Through five previewed episodes, or half the season, the jury remains out on that last part. Yet the series boasts such a handsome look and impressive cast and creative pedigree –produced by J.J. Abrams and “Get Out’s” Jordan Peele, and adapted from Matt Ruff’s novel by Misha Green (“Underground”) — it earns the benefit of the doubt.
What defines “Lovecraft Country” and initially sets it apart is the 1950s Jim Crow-era backdrop, filtering issues of racism and inequality through those years. Within that setting, the series keeps changing shapes, starting out as a quest before morphing into different styles, from a haunted-house-type episode to an adventure with almost a “National Treasure” feel to it.
At the center of it all is Atticus (Jonathan Majors), a Korean War veteran who returns home to Chicago looking for his father (“The Wire’s” Michael Kenneth Williams), who has gone missing.
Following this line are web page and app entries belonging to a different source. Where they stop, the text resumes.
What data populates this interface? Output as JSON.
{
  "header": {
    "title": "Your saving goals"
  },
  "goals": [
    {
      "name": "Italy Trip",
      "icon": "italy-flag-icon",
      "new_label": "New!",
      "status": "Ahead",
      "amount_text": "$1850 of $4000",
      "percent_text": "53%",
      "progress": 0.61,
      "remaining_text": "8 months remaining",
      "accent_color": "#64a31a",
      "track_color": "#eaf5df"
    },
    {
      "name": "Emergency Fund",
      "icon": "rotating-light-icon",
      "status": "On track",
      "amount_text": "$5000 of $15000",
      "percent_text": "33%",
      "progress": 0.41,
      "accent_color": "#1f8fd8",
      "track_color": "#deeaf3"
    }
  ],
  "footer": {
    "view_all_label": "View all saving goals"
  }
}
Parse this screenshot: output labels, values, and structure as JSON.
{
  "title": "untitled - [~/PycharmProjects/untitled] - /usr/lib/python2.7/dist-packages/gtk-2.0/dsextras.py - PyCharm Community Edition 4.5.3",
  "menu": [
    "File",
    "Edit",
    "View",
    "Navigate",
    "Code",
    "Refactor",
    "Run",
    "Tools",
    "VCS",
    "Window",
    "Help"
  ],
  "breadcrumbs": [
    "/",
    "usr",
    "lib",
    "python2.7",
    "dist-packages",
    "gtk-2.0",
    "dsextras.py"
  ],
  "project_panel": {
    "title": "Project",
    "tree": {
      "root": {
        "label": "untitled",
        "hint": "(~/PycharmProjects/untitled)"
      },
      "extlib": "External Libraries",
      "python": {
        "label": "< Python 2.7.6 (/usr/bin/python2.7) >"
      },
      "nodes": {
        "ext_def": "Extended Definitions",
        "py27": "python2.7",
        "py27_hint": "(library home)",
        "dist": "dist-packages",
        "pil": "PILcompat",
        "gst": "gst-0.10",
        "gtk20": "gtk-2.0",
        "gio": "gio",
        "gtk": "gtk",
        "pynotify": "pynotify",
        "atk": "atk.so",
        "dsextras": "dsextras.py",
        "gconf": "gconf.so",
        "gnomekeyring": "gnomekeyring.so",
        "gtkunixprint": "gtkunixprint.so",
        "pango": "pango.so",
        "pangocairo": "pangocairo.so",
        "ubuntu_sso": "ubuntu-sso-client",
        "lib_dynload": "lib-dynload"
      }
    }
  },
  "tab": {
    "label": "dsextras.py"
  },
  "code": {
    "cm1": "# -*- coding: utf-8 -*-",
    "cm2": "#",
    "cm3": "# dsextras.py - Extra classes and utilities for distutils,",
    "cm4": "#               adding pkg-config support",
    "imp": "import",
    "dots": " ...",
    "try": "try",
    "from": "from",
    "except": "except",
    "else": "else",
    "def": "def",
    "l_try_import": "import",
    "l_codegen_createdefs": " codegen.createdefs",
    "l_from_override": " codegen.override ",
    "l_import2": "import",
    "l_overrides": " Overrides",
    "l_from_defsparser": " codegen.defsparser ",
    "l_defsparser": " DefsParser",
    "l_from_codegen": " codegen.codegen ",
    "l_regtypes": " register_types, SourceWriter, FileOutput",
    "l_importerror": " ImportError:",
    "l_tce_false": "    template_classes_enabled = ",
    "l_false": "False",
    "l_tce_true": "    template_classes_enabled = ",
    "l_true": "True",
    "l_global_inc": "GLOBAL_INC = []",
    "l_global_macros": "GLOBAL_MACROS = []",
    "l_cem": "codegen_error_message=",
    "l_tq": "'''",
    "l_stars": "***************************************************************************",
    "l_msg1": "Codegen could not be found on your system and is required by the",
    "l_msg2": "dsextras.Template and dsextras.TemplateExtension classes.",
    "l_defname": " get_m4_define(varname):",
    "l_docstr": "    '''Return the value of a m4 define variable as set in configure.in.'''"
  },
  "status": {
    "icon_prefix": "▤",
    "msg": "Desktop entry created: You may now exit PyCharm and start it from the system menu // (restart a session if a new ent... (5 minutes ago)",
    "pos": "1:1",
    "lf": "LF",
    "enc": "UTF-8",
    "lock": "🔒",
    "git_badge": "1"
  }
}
Accompanied by childhood friend Letitia (Jurnee Smollett) and his uncle George (Courtney B. Vance), the trio embark on a trip through segregated America — a perilous journey in the best of times, but one that turns out to be fraught with supernatural twists.
Atticus, as it turns out, is well-schooled in science fiction, as an avid reader of such artifacts as Edgar Rice Burroughs’ John Carter novels; still, nothing in his fictional pursuits could prepare him for the threats they’ll face.
The show cleverly plays with conventions of the genre, while employing more familiar tricks — like the enticing twists that close episodes, designed to pull the audience into the next hour.
That’s half the battle, but as HBO has demonstrated, no assurance of winning the war, especially with a concept this opaque. At least initially, credit “Lovecraft Country” with offering solid incentives to stick around, and a welcome, thought-provoking diversion at a time when it’s harder to, well, get out.
“Lovecraft Country” premieres Aug. 16 at 9 p.m. on HBO, which, like CNN, is a unit of WarnerMedia.